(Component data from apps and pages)
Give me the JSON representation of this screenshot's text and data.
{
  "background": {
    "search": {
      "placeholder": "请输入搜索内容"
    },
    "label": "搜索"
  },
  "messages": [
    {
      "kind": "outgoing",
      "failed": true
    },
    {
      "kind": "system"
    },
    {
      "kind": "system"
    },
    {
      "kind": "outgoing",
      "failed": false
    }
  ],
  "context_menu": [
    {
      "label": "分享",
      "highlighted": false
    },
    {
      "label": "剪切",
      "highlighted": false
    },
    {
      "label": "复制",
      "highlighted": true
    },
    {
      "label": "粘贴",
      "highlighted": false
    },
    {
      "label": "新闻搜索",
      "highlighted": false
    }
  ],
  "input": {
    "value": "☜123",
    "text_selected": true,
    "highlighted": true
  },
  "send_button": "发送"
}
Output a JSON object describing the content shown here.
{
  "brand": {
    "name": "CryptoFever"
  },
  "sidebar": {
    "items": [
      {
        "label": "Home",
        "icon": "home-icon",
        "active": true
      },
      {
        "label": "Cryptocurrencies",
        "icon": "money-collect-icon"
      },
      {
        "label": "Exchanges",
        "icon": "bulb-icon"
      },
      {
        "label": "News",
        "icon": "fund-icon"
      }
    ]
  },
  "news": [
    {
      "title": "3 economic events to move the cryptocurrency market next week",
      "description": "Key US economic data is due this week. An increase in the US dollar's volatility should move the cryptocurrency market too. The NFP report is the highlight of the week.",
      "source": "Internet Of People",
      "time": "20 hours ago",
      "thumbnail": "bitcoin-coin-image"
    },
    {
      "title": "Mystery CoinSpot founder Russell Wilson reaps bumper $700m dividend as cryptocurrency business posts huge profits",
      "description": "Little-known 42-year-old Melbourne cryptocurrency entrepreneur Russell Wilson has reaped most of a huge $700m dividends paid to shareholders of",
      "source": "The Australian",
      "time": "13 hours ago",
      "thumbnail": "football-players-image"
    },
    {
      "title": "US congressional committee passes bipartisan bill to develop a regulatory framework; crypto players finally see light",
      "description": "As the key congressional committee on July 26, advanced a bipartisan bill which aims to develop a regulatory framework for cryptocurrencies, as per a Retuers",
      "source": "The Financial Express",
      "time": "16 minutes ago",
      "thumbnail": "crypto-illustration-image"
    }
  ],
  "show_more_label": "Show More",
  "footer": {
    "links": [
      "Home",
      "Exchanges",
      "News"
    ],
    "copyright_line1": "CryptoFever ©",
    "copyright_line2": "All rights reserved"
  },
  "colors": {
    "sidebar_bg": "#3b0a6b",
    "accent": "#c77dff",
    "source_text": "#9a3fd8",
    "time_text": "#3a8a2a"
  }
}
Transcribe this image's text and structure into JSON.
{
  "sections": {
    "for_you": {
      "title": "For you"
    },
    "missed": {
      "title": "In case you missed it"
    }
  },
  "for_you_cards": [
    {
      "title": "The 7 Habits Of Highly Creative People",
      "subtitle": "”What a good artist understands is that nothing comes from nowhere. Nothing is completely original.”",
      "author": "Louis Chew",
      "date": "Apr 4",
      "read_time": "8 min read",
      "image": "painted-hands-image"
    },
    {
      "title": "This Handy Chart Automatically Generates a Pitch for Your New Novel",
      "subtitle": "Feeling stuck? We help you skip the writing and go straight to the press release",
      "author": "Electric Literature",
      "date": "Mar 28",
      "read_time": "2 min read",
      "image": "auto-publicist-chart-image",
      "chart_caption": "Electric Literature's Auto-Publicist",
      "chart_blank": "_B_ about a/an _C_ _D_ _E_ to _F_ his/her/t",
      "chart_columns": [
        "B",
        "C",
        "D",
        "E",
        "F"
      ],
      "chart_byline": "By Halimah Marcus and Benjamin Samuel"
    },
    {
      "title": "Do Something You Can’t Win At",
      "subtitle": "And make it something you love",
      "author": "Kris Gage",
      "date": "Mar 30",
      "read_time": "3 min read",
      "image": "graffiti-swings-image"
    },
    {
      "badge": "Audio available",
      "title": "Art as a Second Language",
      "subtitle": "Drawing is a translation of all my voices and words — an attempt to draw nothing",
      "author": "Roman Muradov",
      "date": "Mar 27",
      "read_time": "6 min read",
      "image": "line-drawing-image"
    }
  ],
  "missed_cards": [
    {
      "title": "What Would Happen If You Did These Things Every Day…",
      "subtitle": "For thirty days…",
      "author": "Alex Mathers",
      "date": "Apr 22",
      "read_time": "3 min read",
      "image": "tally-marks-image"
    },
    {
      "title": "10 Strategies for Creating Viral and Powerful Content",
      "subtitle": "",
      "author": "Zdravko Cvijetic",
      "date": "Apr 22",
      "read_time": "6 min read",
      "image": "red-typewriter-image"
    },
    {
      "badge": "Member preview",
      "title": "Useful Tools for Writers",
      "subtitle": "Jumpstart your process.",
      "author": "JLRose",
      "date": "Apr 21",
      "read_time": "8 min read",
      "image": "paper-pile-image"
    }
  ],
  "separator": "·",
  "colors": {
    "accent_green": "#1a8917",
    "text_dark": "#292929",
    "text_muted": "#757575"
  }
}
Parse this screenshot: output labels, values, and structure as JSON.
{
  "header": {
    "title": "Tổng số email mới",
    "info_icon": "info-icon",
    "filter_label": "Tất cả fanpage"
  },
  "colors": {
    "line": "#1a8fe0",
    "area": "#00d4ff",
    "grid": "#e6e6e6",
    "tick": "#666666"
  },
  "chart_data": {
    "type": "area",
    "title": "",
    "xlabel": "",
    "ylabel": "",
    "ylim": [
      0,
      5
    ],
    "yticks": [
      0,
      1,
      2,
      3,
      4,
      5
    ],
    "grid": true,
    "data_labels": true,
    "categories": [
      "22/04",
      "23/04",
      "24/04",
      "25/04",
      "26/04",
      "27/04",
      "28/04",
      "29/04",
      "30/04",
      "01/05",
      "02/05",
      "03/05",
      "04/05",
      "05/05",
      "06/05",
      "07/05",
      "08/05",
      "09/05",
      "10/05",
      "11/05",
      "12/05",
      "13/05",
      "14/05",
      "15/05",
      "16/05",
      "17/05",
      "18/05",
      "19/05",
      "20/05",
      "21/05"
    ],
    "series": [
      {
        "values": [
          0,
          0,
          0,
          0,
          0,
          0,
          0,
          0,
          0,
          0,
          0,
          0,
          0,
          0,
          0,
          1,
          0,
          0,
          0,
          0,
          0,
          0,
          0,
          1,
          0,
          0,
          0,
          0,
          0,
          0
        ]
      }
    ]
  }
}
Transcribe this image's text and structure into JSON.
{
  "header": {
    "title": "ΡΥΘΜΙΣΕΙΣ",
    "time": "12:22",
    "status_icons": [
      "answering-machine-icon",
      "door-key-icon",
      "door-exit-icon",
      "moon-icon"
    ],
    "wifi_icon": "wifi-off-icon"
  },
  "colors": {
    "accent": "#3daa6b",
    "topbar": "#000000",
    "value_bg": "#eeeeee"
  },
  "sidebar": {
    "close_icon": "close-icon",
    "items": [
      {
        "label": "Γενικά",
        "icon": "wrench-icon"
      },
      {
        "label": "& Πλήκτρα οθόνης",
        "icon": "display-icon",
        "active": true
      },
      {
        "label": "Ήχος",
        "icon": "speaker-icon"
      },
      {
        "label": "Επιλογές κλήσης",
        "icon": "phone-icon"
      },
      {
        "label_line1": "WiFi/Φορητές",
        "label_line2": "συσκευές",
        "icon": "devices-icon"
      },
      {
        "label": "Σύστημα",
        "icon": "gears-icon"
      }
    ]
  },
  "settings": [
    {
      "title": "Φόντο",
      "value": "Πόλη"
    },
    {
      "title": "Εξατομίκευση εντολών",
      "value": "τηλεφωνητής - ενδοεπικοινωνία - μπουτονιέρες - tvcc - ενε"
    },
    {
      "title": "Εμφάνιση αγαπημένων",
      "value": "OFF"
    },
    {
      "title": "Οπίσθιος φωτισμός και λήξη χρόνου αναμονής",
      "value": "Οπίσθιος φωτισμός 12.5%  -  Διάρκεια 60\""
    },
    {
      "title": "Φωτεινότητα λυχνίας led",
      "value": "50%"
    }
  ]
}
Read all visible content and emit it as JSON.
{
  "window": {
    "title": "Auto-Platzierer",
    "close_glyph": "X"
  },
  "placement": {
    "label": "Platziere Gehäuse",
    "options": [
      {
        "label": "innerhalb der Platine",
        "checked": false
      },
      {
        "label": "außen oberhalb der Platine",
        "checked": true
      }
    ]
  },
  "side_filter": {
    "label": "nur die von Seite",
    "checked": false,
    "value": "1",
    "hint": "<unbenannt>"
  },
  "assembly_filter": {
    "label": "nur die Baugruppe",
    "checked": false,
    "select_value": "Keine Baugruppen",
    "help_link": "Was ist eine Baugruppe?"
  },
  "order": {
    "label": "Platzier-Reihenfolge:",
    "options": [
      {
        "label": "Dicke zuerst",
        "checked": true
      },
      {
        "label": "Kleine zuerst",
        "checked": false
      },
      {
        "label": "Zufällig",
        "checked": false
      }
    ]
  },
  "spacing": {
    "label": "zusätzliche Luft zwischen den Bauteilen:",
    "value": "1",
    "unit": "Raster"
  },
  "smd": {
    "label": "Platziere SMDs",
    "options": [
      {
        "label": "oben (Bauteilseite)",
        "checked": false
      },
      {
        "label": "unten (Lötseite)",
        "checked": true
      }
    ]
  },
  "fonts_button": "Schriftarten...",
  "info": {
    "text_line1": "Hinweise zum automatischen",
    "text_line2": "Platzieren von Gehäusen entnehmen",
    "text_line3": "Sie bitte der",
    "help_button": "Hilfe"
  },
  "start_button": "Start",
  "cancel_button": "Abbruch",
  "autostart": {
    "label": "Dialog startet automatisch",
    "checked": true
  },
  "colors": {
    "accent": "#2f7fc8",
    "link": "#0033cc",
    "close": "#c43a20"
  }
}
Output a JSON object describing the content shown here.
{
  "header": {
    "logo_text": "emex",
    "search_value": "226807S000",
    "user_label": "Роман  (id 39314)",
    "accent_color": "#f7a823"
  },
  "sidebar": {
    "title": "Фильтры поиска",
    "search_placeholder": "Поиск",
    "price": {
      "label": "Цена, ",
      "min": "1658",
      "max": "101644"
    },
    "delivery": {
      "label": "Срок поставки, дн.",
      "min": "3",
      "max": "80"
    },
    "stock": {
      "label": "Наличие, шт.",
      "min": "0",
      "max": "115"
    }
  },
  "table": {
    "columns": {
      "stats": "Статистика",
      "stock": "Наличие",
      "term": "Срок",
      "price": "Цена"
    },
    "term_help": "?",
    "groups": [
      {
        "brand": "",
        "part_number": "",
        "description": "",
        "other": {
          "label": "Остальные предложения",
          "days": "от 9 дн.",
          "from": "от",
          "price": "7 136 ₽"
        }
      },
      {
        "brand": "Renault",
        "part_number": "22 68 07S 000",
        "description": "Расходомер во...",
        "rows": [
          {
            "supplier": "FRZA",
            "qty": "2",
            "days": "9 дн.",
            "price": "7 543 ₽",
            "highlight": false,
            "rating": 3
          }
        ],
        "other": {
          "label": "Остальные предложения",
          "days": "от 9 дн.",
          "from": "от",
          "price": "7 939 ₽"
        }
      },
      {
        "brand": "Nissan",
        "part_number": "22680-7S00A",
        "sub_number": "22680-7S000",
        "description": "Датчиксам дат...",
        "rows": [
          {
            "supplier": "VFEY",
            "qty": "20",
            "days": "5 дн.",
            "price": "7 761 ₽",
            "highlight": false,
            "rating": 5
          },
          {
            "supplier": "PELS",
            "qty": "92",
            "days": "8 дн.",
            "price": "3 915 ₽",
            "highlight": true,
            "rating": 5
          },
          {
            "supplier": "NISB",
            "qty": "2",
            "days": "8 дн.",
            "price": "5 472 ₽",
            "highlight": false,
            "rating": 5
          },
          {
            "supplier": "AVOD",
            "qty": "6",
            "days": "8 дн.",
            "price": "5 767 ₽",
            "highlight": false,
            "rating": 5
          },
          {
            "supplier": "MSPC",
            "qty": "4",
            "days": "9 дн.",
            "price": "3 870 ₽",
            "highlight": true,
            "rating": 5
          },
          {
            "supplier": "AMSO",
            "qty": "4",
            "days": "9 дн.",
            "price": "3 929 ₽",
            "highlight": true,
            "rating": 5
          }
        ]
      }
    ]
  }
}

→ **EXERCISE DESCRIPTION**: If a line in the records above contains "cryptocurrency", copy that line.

→ **EXERCISE SOLUTION**:
      "title": "3 economic events to move the cryptocurrency market next week",
      "description": "Key US economic data is due this week. An increase in the US dollar's volatility should move the cryptocurrency market too. The NFP report is the highlight of the week.",
      "title": "Mystery CoinSpot founder Russell Wilson reaps bumper $700m dividend as cryptocurrency business posts huge profits",
      "description": "Little-known 42-year-old Melbourne cryptocurrency entrepreneur Russell Wilson has reaped most of a huge $700m dividends paid to shareholders of",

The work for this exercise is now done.